Review: Hacksaw Ridge Is An Important Story Kneecapped By Its Director
Title: Hacksaw Ridge
Director: Mel Gibson
Summary: WWII American Army Medic Desmond T. Doss, who served during the Battle of Okinawa, refuses to kill people and becomes the first Conscientious Objector in American history to be awarded the Medal of Honor.
The expression is ‘actions speak louder than words’ and we all know what it means. Someone can say they believe in something or they want to do something over and over again but unless they actually do it the words are meaningless. Words can be powerful tools but they can only do some much. The idea that someone would have the courage to stand by their convictions in a war zone when those convictions involve passim is commendable, a true story I hadn’t heard of until I saw Hawksaw Ridge. War movies are notorious for being Oscar bait and a good true story doesn’t always make a good movie.
Hacksaw Ridge tells an important and interesting story but director Mel Gibson decided Desmond Doss’ actions weren’t loud enough for him.

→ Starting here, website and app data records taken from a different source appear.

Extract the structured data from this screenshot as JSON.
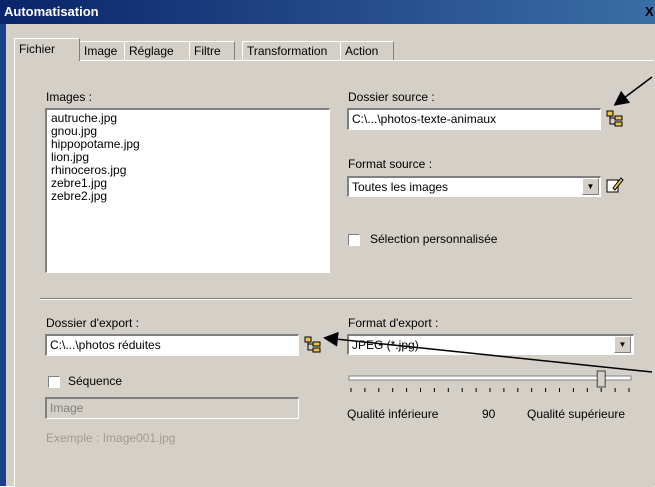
{
  "window": {
    "title": "Automatisation",
    "close_glyph": "X"
  },
  "tabs": [
    {
      "label": "Fichier",
      "active": true
    },
    {
      "label": "Image"
    },
    {
      "label": "Réglage"
    },
    {
      "label": "Filtre"
    },
    {
      "label": "Transformation"
    },
    {
      "label": "Action"
    }
  ],
  "images": {
    "label": "Images :",
    "items": [
      "autruche.jpg",
      "gnou.jpg",
      "hippopotame.jpg",
      "lion.jpg",
      "rhinoceros.jpg",
      "zebre1.jpg",
      "zebre2.jpg"
    ]
  },
  "source": {
    "folder_label": "Dossier source :",
    "folder_value": "C:\\...\\photos-texte-animaux",
    "format_label": "Format source :",
    "format_value": "Toutes les images",
    "custom_selection_label": "Sélection personnalisée"
  },
  "export": {
    "folder_label": "Dossier d'export :",
    "folder_value": "C:\\...\\photos réduites",
    "format_label": "Format d'export :",
    "format_value": "JPEG (*.jpg)",
    "sequence_label": "Séquence",
    "sequence_value": "Image",
    "example_text": "Exemple : Image001.jpg"
  },
  "quality": {
    "low_label": "Qualité inférieure",
    "value": "90",
    "high_label": "Qualité supérieure",
    "level": 90
  },
  "icons": {
    "folder": "folder-tree-icon",
    "edit": "edit-pencil-icon",
    "dropdown": "chevron-down-icon"
  }
}
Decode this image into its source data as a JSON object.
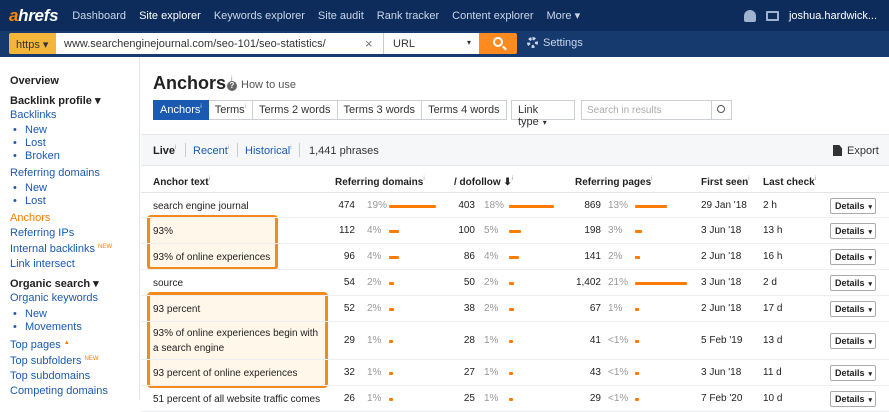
{
  "topnav": {
    "logo_a": "a",
    "logo_rest": "hrefs",
    "items": [
      "Dashboard",
      "Site explorer",
      "Keywords explorer",
      "Site audit",
      "Rank tracker",
      "Content explorer",
      "More ▾"
    ],
    "user": "joshua.hardwick..."
  },
  "search": {
    "protocol": "https ▾",
    "url": "www.searchenginejournal.com/seo-101/seo-statistics/",
    "clear": "×",
    "mode": "URL",
    "mode_caret": "▾",
    "settings": "Settings"
  },
  "sidebar": [
    {
      "label": "Overview",
      "kind": "h"
    },
    {
      "label": "Backlink profile ▾",
      "kind": "h"
    },
    {
      "label": "Backlinks",
      "kind": "l"
    },
    {
      "label": "New",
      "kind": "sub"
    },
    {
      "label": "Lost",
      "kind": "sub"
    },
    {
      "label": "Broken",
      "kind": "sub"
    },
    {
      "label": "Referring domains",
      "kind": "l"
    },
    {
      "label": "New",
      "kind": "sub"
    },
    {
      "label": "Lost",
      "kind": "sub"
    },
    {
      "label": "Anchors",
      "kind": "cur"
    },
    {
      "label": "Referring IPs",
      "kind": "l"
    },
    {
      "label": "Internal backlinks",
      "kind": "l",
      "badge": "NEW"
    },
    {
      "label": "Link intersect",
      "kind": "l"
    },
    {
      "label": "Organic search ▾",
      "kind": "h"
    },
    {
      "label": "Organic keywords",
      "kind": "l"
    },
    {
      "label": "New",
      "kind": "sub"
    },
    {
      "label": "Movements",
      "kind": "sub"
    },
    {
      "label": "Top pages",
      "kind": "l",
      "badge": "▲"
    },
    {
      "label": "Top subfolders",
      "kind": "l",
      "badge": "NEW"
    },
    {
      "label": "Top subdomains",
      "kind": "l"
    },
    {
      "label": "Competing domains",
      "kind": "l"
    }
  ],
  "page": {
    "title": "Anchors",
    "title_sup": "i",
    "howto": "How to use",
    "qmark": "?"
  },
  "tabs": [
    "Anchors",
    "Terms",
    "Terms 2 words",
    "Terms 3 words",
    "Terms 4 words"
  ],
  "tab_sup": "i",
  "linktype": "Link type",
  "linktype_caret": "▾",
  "search_results_placeholder": "Search in results",
  "filter": {
    "live": "Live",
    "recent": "Recent",
    "historical": "Historical",
    "count": "1,441 phrases",
    "export": "Export",
    "sup": "i"
  },
  "columns": {
    "anchor": "Anchor text",
    "refdomains": "Referring domains",
    "dofollow": "/ dofollow ⬇",
    "refpages": "Referring pages",
    "firstseen": "First seen",
    "lastcheck": "Last check",
    "sup": "i"
  },
  "rows": [
    {
      "anchor": "search engine journal",
      "rd": "474",
      "rdp": "19%",
      "rdf": 0.19,
      "df": "403",
      "dfp": "18%",
      "dff": 0.18,
      "rp": "869",
      "rpp": "13%",
      "rpf": 0.13,
      "first": "29 Jan '18",
      "last": "2 h"
    },
    {
      "anchor": "93%",
      "rd": "112",
      "rdp": "4%",
      "rdf": 0.04,
      "df": "100",
      "dfp": "5%",
      "dff": 0.05,
      "rp": "198",
      "rpp": "3%",
      "rpf": 0.03,
      "first": "3 Jun '18",
      "last": "13 h"
    },
    {
      "anchor": "93% of online experiences",
      "rd": "96",
      "rdp": "4%",
      "rdf": 0.04,
      "df": "86",
      "dfp": "4%",
      "dff": 0.04,
      "rp": "141",
      "rpp": "2%",
      "rpf": 0.02,
      "first": "2 Jun '18",
      "last": "16 h"
    },
    {
      "anchor": "source",
      "rd": "54",
      "rdp": "2%",
      "rdf": 0.02,
      "df": "50",
      "dfp": "2%",
      "dff": 0.02,
      "rp": "1,402",
      "rpp": "21%",
      "rpf": 0.21,
      "first": "3 Jun '18",
      "last": "2 d"
    },
    {
      "anchor": "93 percent",
      "rd": "52",
      "rdp": "2%",
      "rdf": 0.02,
      "df": "38",
      "dfp": "2%",
      "dff": 0.02,
      "rp": "67",
      "rpp": "1%",
      "rpf": 0.01,
      "first": "2 Jun '18",
      "last": "17 d"
    },
    {
      "anchor": "93% of online experiences begin with a search engine",
      "rd": "29",
      "rdp": "1%",
      "rdf": 0.01,
      "df": "28",
      "dfp": "1%",
      "dff": 0.01,
      "rp": "41",
      "rpp": "<1%",
      "rpf": 0.005,
      "first": "5 Feb '19",
      "last": "13 d"
    },
    {
      "anchor": "93 percent of online experiences",
      "rd": "32",
      "rdp": "1%",
      "rdf": 0.01,
      "df": "27",
      "dfp": "1%",
      "dff": 0.01,
      "rp": "43",
      "rpp": "<1%",
      "rpf": 0.005,
      "first": "3 Jun '18",
      "last": "11 d"
    },
    {
      "anchor": "51 percent of all website traffic comes",
      "rd": "26",
      "rdp": "1%",
      "rdf": 0.01,
      "df": "25",
      "dfp": "1%",
      "dff": 0.01,
      "rp": "29",
      "rpp": "<1%",
      "rpf": 0.005,
      "first": "7 Feb '20",
      "last": "10 d"
    }
  ],
  "details_label": "Details",
  "details_caret": "▾",
  "colors": {
    "nav": "#0d2c5c",
    "accent": "#ff7b00",
    "link": "#1a5ab1",
    "highlight": "#f28a1e"
  }
}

Mel Gibson is not known for being subtle in his movies. The allusions in movies such as Braveheart, The Patriot, and The Passion of the Christ were about as subtle as a two by four to the face. That doesn’t mean that lack of subtlety is good or bad it’s just that sometimes it isn’t needed. In this case Gibson decided that his audience wouldn’t be able to understand the religious overtones of this movie without a bunch of hackneyed and sometimes very problematic imagery that wasn’t needed. Army Medic Desmond Doss (Andrew Garfield) was a man whose actions spoke volumes. We are watching the story of a man who is going into one of the bloodiest battles in World War II without a gun. That sort of thing speaks volumes (use other words, used speaks volumes already) and even after the first time he sees battle he still refuses to pick up a gun.
The best moments in the movie are the moments that aren’t dripping with religious symbolism such as when Doss loses a member of his unit and is reluctant to retreat with the rest of the forces with an artillery strike. As the world explodes around him he asks God why he’s here and what he is supposed to do. Instead of something such as the clouds parting and Doss acting like he actually hears God speaking to him, he hears a wounded soldiers shouting ‘medic’ and that is the answer he needed. Doss then goes back into the battle, alone, and drags seventy-five men to the ridge and lowers them down to safety while whispering ‘please, God, let me get one more’ which is a great way of showing how steadying Doss’ faith is without being entirely obvious about it.
All of these great moments are undercut by imagery and scenes that are so over the top that someone who had never heard of religion would have caught the intention. There is the extremely problematic scene of watching Doss get saved while a Japanese general commits seppuku that was almost cringe worthy and Doss being lowered down the ridge while staring at the sky. Gibson doesn’t know how to be subtle, he had a movie where an American soldier literally stabs a British officer with the American flag, so this isn’t surprising, but it does make the movie frustrating. The worst part is the cast is extremely good with this being one of the few times Sam Worthington had real screen presence and you care about Vince Vaughn, but it’s all undercut by the over the top imagery. The battles are brutal and the movie doesn’t shy away from the violence but it’s nothing we haven’t seen in Saving Private Ryan.
Hacksaw Ridge is an important story about an amazing human being that didn’t need to be dramatized to such a degree. The actions that Doss took were loud and compelling enough that they could have stood on their own. This is a man that deserved a better movie.